By Jack McShane

Thirty-one years of residing on Bussey Hollow here in Andes—which has included much hunting, fishing and just plain trekking the fields and woodlands has given me the chance to have many encounters with myriad critters. A quite memorable one was a momentary faceoff with Wiley coyote on a remote trail high on our hill. On a very early morning trek, as I rounded a sharp bend there he was, each of us oblivious to the other, until we were 10 yards apart and head on. Our eyes locked for an immeasurable moment, now confronting each other in very close proximity, each having been thinking something very different the second before. I then may have blinked, only to have him gone, choosing flight as opposed to fight. The encounter is etched in my brain ever since. What Wiley thought, I will never know.  I can only write about it.

On another occasion two friends and I were hunting for an elusive and endangered species. One of us was an expert on the critter and knew the secret location on which we were doing our hunt. It was near the peak of one of our local mountains here in the Catskills, and in our search we were bushwhacking around very rocky terrain with many ledges and small caves.  I was leaning down and peering around a flat ledge, when, without warning, there he was: content and sunning himself and only inches from my face, our quarry—a timber rattlesnake. Luckily my sudden appearance didn’t seem to “rattle” him and I was able to back off from this very, very close encounter with this comfortably coiled and beautiful, but potentially dangerous, serpent. I called my friends over and we all enjoyed an infrequently-seen creature that has an undeserved, bad reputation. These rare snakes tend to be nonaggressive and prefer to be left alone. It is also against the law to kill or disturb them in any way. An example: you are hiking and find one lying across the trail. It is the law that you are to circle around and not disturb him in any way. My advice would be to go around on his tail side and be happy that you didn’t inadvertently step on him. He would most likely react in a potentially lethal way.
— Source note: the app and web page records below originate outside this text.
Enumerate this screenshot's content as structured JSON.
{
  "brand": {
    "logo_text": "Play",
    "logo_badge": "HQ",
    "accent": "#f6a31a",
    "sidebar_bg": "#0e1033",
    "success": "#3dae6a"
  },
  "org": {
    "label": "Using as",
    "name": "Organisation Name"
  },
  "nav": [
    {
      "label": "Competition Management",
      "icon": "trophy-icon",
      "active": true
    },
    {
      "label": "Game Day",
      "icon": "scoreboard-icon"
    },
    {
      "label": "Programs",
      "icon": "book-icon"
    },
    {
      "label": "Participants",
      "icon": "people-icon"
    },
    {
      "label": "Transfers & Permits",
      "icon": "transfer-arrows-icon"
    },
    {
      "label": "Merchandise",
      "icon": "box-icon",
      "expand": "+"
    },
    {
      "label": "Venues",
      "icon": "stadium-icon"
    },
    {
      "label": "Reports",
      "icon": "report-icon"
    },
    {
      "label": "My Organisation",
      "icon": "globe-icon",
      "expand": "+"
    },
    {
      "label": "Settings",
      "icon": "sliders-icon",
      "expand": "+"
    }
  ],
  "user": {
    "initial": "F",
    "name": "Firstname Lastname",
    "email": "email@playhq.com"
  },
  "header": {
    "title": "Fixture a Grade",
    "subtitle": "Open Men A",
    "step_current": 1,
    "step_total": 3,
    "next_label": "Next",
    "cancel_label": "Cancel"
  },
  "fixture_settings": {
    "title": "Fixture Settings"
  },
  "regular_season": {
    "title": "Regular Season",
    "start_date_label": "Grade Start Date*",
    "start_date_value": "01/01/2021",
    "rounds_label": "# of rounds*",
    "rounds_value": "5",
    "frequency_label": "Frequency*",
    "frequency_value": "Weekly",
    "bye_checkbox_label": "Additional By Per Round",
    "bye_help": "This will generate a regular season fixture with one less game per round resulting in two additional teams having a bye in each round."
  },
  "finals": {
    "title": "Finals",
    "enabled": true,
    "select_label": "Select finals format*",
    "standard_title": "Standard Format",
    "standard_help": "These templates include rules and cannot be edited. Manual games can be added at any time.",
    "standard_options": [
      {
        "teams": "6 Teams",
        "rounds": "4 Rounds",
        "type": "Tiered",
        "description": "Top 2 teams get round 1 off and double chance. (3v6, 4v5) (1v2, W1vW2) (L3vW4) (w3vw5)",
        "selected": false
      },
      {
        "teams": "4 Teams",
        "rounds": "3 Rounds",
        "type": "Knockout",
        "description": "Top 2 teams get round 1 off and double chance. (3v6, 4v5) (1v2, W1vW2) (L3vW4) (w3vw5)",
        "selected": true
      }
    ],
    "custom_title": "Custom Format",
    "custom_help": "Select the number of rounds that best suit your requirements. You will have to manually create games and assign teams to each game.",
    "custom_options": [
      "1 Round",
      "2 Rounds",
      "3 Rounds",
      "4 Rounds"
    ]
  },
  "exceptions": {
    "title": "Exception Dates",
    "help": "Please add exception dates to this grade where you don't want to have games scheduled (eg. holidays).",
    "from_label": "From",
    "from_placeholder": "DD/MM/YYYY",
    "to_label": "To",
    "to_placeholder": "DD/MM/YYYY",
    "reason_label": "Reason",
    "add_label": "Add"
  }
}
Route 30 between our Shavertown Bridge and Route 28, a road that I traverse four times a week, has become a wildlife viewing alley for me. Beside the two snapping turtles that I moved to the side as they were venturing across, I was treated to a close flyover by a sharp-shinned hawk, called a “Sharpie” by ardent birders when conversing amongst themselves. The hawk landed on an unsuspecting chipmunk on the shoulder of the road and immediately took on the mantling position. Most birders believe this spread-wing position covering their prey is taken only to prevent another from attacking and pirating the prey. I believe it is aimed at providing balance as the prey slowly dies from the penetrating talons. Imagine trying to remain balanced if your feet were coiled like fists. Once the prey is dead the hawk can fly off to a tree branch or other safe place where it can then enjoy its meal.

Barn swallows are beautiful and acrobatic flyers, but may they nest in the barn as their name implies and not on top of my outside porch speakers! As the building of their mud and dry grass nest was proceeding, I attempted to restrain them with Rachmaninoff at high volume. The building process was not diminished, so apparently they enjoy classical music. The deep baritone/bass voice and resultant vibrations of Leonard Cohen was enjoyed as well. Final solution: ladder, nest removal (no eggs yet), thornapple barrier. They have now moved to the welcoming pole barn where they are initiating a nest directly over the seat of my tractor. In deference I have moved the tractor.

On Tuesday May 30th, a morning of bright sunshine, a doe lay down in the grassy field only 50 yards from our kitchen window and in full view produced her small fawn. After licking it intently for 20 minutes she finally got up. The little guy on very wobbly legs tried to reach up to feed but could not make it to the milk source and collapsed back down. She lay back down so that the fawn could feed. Time passed, she rose again, as did the little guy who was now able to feed standing up. She eventually walked closer to the house, fawn in tow, where they both took a rest and a look around. The fawn dropped down where it remained as mom moved again now farther out in the old pasture. After she was out of sight Nancy went out and got a quick peek.  It remained motionless as it should. Since then we have sighted the two of them always in close vicinity of the house suggesting this is an area mom considers a safe zone. With more than a little luck, this youngster may make it to maturity. We will be watching.

The renewal continued as we watched “Big Momma,” a very large female painted turtle, burrow down with her hind legs into the soft earth and deposit her eggs. Quantity unknown. And will they hatch this year or next? Depends on the weather.

“Climb the mountains and get their good tidings. Nature’s peace will flow into you as sunshine flows into trees.” John Muir

John, we can also get nature’s peace right in our back yards here in Andes.~